- [PROBLEM DESCRIPTION]: The word "System" appears in some lines of the listing below; report how many such lines there are, and nothing else.

----

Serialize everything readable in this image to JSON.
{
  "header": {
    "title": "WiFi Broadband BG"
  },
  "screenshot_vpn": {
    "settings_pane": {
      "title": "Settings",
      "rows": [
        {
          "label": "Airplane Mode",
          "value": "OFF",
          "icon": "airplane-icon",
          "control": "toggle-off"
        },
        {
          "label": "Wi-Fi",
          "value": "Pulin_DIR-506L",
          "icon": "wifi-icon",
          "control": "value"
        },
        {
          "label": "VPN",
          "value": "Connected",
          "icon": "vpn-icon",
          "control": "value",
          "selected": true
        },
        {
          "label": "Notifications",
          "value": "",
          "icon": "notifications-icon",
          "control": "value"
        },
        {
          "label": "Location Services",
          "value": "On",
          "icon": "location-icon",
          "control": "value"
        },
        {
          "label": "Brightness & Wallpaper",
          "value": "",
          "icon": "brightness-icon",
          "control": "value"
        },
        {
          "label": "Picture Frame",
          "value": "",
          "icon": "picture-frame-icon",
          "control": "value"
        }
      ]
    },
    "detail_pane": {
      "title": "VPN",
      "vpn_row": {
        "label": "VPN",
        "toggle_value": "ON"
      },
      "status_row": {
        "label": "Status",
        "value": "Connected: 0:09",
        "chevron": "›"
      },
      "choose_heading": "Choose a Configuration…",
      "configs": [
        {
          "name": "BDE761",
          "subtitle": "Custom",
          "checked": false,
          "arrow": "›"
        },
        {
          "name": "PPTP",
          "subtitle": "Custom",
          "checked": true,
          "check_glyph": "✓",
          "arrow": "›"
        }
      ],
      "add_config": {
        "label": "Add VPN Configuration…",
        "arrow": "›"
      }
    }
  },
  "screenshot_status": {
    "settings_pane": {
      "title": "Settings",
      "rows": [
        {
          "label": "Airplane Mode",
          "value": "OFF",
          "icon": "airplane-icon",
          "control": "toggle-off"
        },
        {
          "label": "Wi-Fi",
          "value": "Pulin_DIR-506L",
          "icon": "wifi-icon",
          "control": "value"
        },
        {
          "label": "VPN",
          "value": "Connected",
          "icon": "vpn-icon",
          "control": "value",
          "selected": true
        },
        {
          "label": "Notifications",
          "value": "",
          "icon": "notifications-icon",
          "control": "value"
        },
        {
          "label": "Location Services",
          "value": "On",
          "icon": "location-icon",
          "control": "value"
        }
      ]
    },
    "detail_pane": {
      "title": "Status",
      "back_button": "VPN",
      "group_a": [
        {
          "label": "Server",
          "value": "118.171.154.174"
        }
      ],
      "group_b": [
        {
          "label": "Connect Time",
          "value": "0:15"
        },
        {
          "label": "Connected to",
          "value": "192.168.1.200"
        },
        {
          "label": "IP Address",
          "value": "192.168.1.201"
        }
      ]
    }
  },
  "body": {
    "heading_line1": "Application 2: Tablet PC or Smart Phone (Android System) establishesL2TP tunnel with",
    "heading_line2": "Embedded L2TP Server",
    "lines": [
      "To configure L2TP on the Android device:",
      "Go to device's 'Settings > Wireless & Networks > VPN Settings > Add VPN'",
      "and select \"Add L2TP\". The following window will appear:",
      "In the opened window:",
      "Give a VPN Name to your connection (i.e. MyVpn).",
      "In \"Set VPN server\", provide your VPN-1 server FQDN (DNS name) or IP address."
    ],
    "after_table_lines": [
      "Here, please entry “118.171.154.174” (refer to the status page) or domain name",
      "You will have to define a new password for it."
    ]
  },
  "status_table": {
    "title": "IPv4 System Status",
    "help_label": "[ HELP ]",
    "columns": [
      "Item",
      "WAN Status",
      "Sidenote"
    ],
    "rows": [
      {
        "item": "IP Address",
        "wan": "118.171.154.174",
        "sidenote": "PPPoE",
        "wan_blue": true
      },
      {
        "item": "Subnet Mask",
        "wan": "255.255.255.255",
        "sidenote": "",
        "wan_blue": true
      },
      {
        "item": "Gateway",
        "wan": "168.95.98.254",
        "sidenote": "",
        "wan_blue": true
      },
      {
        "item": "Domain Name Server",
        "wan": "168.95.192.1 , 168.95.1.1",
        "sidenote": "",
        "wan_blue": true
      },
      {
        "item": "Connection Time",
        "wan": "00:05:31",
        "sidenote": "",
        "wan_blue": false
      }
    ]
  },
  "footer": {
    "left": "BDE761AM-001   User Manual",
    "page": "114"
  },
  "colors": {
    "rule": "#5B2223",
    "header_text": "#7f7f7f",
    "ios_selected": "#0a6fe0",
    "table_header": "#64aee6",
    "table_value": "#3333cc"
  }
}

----

- [TASK RESPONSE]: 2